Oxburgh Hall in Norfolk is a beautiful fortified manor house which is well worth a visit.
It was built in the 15th century by the Bedingfeld family. Throughout the reign of the Tudors, the Bedingfeld’s played host to Henry VII and Elizabeth of York, were Steward to Katherine of Aragon, assisted in putting down the Kett rebellion, escorted Mary I to safety at Framlingham Castle, helped put down the Wyatt rebellion and acted as jailor to Princess Elizabeth.
Henry VII and Elizabeth of York visited the Hall in 1487. ‘The visit is commemorated in the names of the King’s and Queen’s Room.’ (1) p.39
Edmund Bedingfeld…was appointed Steward and Comptroller of Katherine of Aragon’s household during the last year of her life at Kimbolton Castle. (2)
‘In 1549 a Norfolk farmer named Robert Kett led a rebellion against the enclosure of common land. Sir Henry took part in putting down the rebellion but was taken prisoner and nearly murdered by the rebels. He was rescued by King Edward IV’s most powerful minister, John Dudley, Earl of Warwick, and became his protégé. When Dudley was created Duke of Northumberland in 1551, Bedingfeld was knighted.
Sir Henry was a strong supporter of the Catholic Queen Mary. In 1553, when Lady Jane Grey made a rival claim to the throne, he gave the Queen an armed escort of 140 horsemen to take her to safety at Framlingham Castle. For his loyalty, he was given a position on Mary’s Privy Council….her marriage to King Philip of Spain caused open rebellion, which Bedingfeld helped to suppress.

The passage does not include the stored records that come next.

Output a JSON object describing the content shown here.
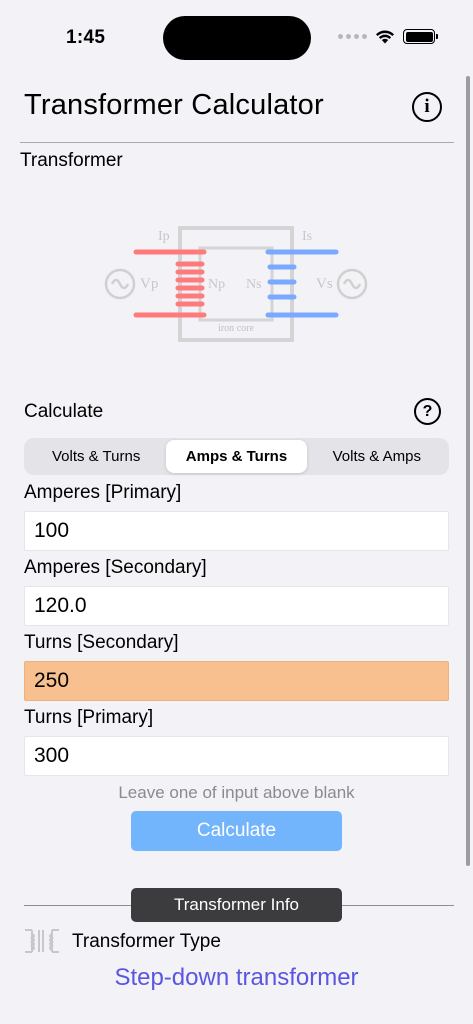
{
  "status_bar": {
    "time": "1:45"
  },
  "header": {
    "title": "Transformer Calculator",
    "info_icon": "info-circle-icon"
  },
  "diagram_section": {
    "label": "Transformer"
  },
  "diagram": {
    "ip": "Ip",
    "is": "Is",
    "vp": "Vp",
    "vs": "Vs",
    "np": "Np",
    "ns": "Ns",
    "core": "iron core",
    "primary_color": "#ff7b7b",
    "secondary_color": "#7aa9ff",
    "core_color": "#d4d4d4"
  },
  "calculate": {
    "label": "Calculate",
    "help_icon": "question-circle-icon",
    "tabs": [
      {
        "label": "Volts & Turns",
        "selected": false
      },
      {
        "label": "Amps & Turns",
        "selected": true
      },
      {
        "label": "Volts & Amps",
        "selected": false
      }
    ]
  },
  "fields": [
    {
      "label": "Amperes [Primary]",
      "value": "100",
      "highlighted": false
    },
    {
      "label": "Amperes [Secondary]",
      "value": "120.0",
      "highlighted": false
    },
    {
      "label": "Turns [Secondary]",
      "value": "250",
      "highlighted": true
    },
    {
      "label": "Turns [Primary]",
      "value": "300",
      "highlighted": false
    }
  ],
  "hint": "Leave one of input above blank",
  "calculate_button": {
    "label": "Calculate",
    "color": "#72b5fc"
  },
  "info": {
    "badge": "Transformer Info",
    "type_label": "Transformer Type",
    "type_value": "Step-down transformer",
    "type_value_color": "#5b56e0",
    "highlight_color": "#f8c08e"
  }
}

The Queen’s Protestant half-sister, the future Elizabeth I, was implicated in the rebellion and imprisoned in the Tower of London, where Sir Henry Bedingfeld was Constable. From there she was escorted to Woodstock by Sir Henry, and kept by him under house arrest until spring 1555…Queen Mary rewarded Sir Henry by promoting him to the post of Lieutenant of the Tower in October 1555.’ (3)
The King’s Room
On display in the King’s Room are various historical documents including:
Grant of right to hold a fair by Henry III (12 February 1249)
Grant of right to fortify Oxburgh by Edward IV (3 July 1482)
Henry VIII writing to Lady Bedengfeld about the burial of Katherine of Aragon
Letter from Mary I to Sir Henry Bedingfeld appointing him Lieutenant of the Tower of London.
Letter from Elizabeth I to Sir Henry requesting his assistance in suppressing a northern rebellion in 1559.
My husband enjoyed trying out the priest hole!
Although Mary, Queen of Scots was never held prisoner at Oxburgh Hall, some of the tapestries worked by Mary and Bess of Hardwick are on display here.
1. Garnett, O. (ed) (2014) Oxburgh Hall, National Trust, p.39.
3. ibid, p.40.